"This is both an economic victory for a group of people who are very interested in [the case], and it is a victory in terms of racial justice that is of particular importance for African-Americans in Chicago," says Matthew Piers, a civil rights attorney with Hughes Socol Piers Resnick & Dym, who has worked on the case, first as lead trial attorney, then as a member of the appellate team, for more than a decade.
In 2005, a federal trial court agreed with Piers' argument that the fire department's decision to hire only candidates who had scored an 89 or higher on the firefighter application exam--78 percent of whom were white--disproportionately excluded African-Americans. Piers argued that the pen-and-paper test could not accurately determine who would be a better firefighter; and because it was discriminatory, it was illegal.
"Employers love these tests ... because they think that they remove the difficult and inappropriate subjective issues from employment decisions. Those are commendable motivations, but the problem is, to a very significant percent, standardized tests fail as predictors of success on most complicated jobs and ... they almost uniformly have a disparate impact against minorities," says Piers, a Super Lawyers listee since 2005, whom we profiled last February.
This is the second time the case has been before the 7th Circuit to address these issues.
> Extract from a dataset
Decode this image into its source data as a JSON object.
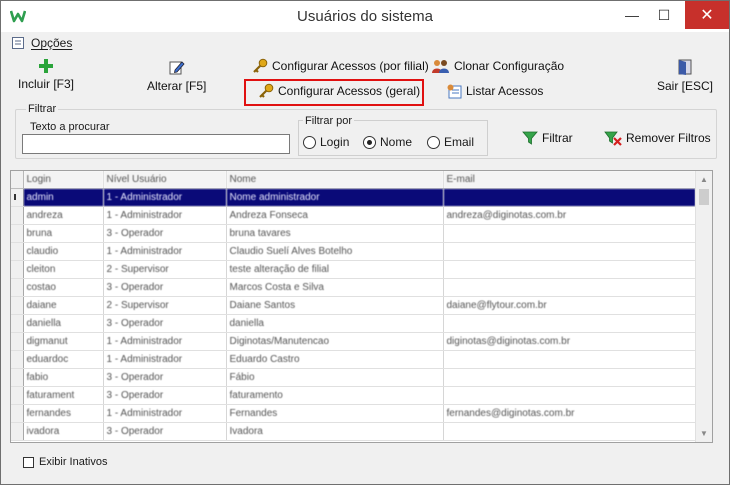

The original case wasn't filed within the 300-day window allotted for employment discrimination cases, but, in trial court, Piers argued that a new act of discrimination occurred every time the city hired from only that top pool of candidates. The trial court agreed, the 7th Circuit overturned, but last year U.S. Supreme Court unanimously ruled that an act of discrimination does occur with each new hiring and remanded the case back to the 7th Circuit to rule on the initial group of bypassed candidates. Last Friday the court ruled the initial group shouldn't be included, and damages were reduced.
But the city is required to pay tens of millions of dollars in damages to 6,000 others from the class who can no longer be hired.
Piers is proud of the results and is eager to see the case resolved.
"We have a new mayor and we're very hopeful that we're going to have ... some cooperation in wrapping up this manner," he says, "and finally implementing the remedy ... and allowing the city and its fire department to move forward to a better future."